By Michael L. Smith, R.R.T.. J.D.
Big healthcare fraud cases involving billions of dollars are becoming more common. Those cases usually involve submitting claims for healthcare services that were medically unnecessary, or never provided at all. A lesser known type of healthcare fraud involves fraudulent research known as research misconduct.
Dong-Pyou Han, PhD, a former researcher at Iowa State University, was indicted by federal prosecutors based upon his research misconduct. The indictment alleges that Han falsified scientific data to make it appear the experimental vaccine he was developing was working to neutralize or control the HIV virus in rabbits. Han faces a possible sentence of 5 years in prison and a $250,000 fine for each of the four counts in the indictment.
The filing of criminal charges for research misconduct is rare. Han's falsified results were used to support grants of $19 million from the NIH since 2008. His falsified data was presented at seven national and international symposia as well as numerous laboratory meetings. In Han's case, the criminal charges were probably filed because the fraud was continued for several years and resulted in the payment of millions of dollars on federal funds. His institution lost an additional $1.4 million grant after the research misconduct was identified.
A research misconduct proceeding is usually initiated by the institution where the researcher is conducing research. Once the institution determines research misconduct exists, the institution reports that finding to Department of Health and Human Services (HHS) Office of Research Integrity (ORI), which is the federal agency with oversight of federally funded research.
The ORI conducts its own investigation and may impose administrative sanctions against the researcher including debarment from participating in federally funded research. The ORI does not have the authority to initiate criminal charges. The ORI refers the results of its investigation to the federal agency that funded the research, usually the NIH. Eventually, the case may be referred to the U.S. Attorney for criminal prosecution. By the time a research misconduct case reaches the U.S. Attorney, it has been investigated multiple times by the institution and the ORI.
Every institution engaged in research is required to conduct research misconduct proceedings in compliance with the federal regulations. The federal regulations define research misconduct as fabrication, falsification or plagiarism in proposing, performing or reviewing research, or in reporting research results. Research misconduct does not include honest error or differences of opinion under the federal regulations. A finding of research misconduct requires: (1) there be a significant departure from accepted practices of the relevant research community; (2) the misconduct be committed intentionally, knowingly or recklessly; and (3) the allegation be proven by a preponderance of the evidence. A finding of research misconduct may also be based upon the destruction, absence of, or a researcher's failure to provide research records adequately documenting the questioned research under the regulation.
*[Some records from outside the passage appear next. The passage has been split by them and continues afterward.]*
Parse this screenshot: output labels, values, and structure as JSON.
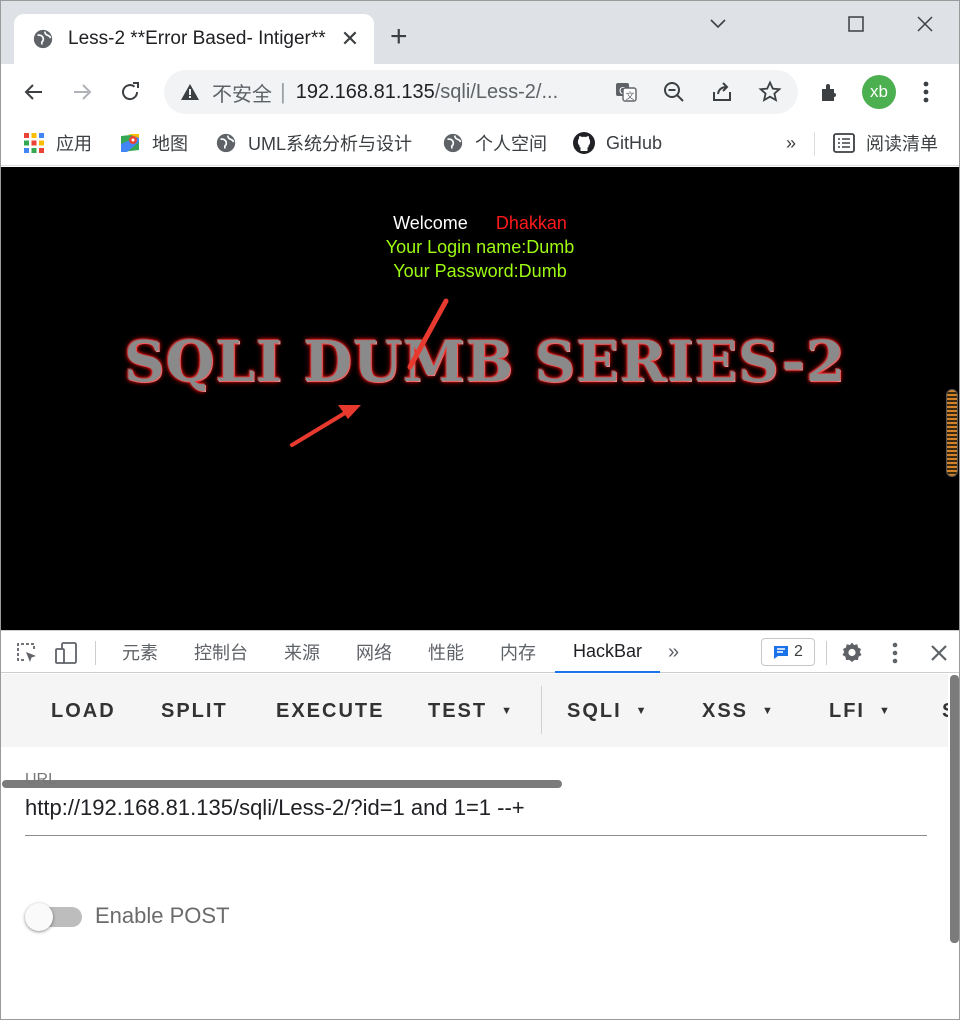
{
  "browser": {
    "tab": {
      "title": "Less-2 **Error Based- Intiger**",
      "close": "✕"
    },
    "new_tab": "+",
    "window": {
      "minimize": "minimize",
      "maximize": "maximize",
      "close": "close"
    },
    "omnibox": {
      "security_label": "不安全",
      "separator": "|",
      "url_host": "192.168.81.135",
      "url_path": "/sqli/Less-2/..."
    },
    "profile_initials": "xb",
    "bookmarks": [
      {
        "label": "应用",
        "icon": "apps-grid-icon"
      },
      {
        "label": "地图",
        "icon": "maps-icon"
      },
      {
        "label": "UML系统分析与设计",
        "icon": "globe-icon"
      },
      {
        "label": "个人空间",
        "icon": "globe-icon"
      },
      {
        "label": "GitHub",
        "icon": "github-icon"
      }
    ],
    "bookmarks_overflow": "»",
    "reading_list": "阅读清单"
  },
  "page": {
    "welcome": "Welcome",
    "user": "Dhakkan",
    "login_name": "Your Login name:Dumb",
    "password": "Your Password:Dumb",
    "banner": "SQLI DUMB SERIES-2"
  },
  "devtools": {
    "tabs": [
      "元素",
      "控制台",
      "来源",
      "网络",
      "性能",
      "内存",
      "HackBar"
    ],
    "active_tab": "HackBar",
    "overflow": "»",
    "issues_count": "2"
  },
  "hackbar": {
    "buttons": [
      {
        "label": "LOAD"
      },
      {
        "label": "SPLIT"
      },
      {
        "label": "EXECUTE"
      },
      {
        "label": "TEST"
      },
      {
        "label": "SQLI"
      },
      {
        "label": "XSS"
      },
      {
        "label": "LFI"
      }
    ],
    "url_label": "URL",
    "url_value": "http://192.168.81.135/sqli/Less-2/?id=1 and 1=1 --+",
    "enable_post_label": "Enable POST",
    "enable_post": false
  },
  "colors": {
    "active_tab_underline": "#1a73e8",
    "welcome_user": "#ff1a1a",
    "login_text": "#9efa12",
    "avatar": "#4caf50"
  }
}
A research misconduct proceeding is more complicated than the regulations make it appear because there are a limited number of individuals who have the scientific background and experience to examine the allegations and the research. The individuals who have that background and experience may also have conflicts of interest that preclude them from participating in the proceeding. The federal regulations require the institution to ensure that the individuals responsible for carrying out any part of the research misconduct proceeding do not have unresolved personal, professional or financial conflicts of interest with the complainant, researcher or witnesses involved in the proceeding.
The regulations are straightforward, but a research misconduct proceeding can be extremely complex due to the nature of the research data involved. Individuals accused of research misconduct need to retain experienced counsel to represent them in that proceeding immediately, and definitely before they attempt to respond to their institution's inquiry. Individuals involved in research are passionate about that research, but they are usually not equipped to objectively respond to the concerns raised by their institutions. Additionally, research misconduct proceeding under the policies of most institutions must be conducted in a very short time period of 120 days. A researcher may only have a matter of days to respond to an inquiry by the institution, and most researchers do not have the ability to adequately respond on their own under such limited time restrains.
Most research misconduct proceedings do not involve conduct as blatant as Han's. However, research misconduct is still healthcare fraud that will receive increased regulatory scrutiny in the future.
Michael L. Smith is board certified in health law by The Florida Bar and practices at The Health Law Firm in Altamonte Springs, Fla. This article is for general information only and is not a substitute for formal legal advice.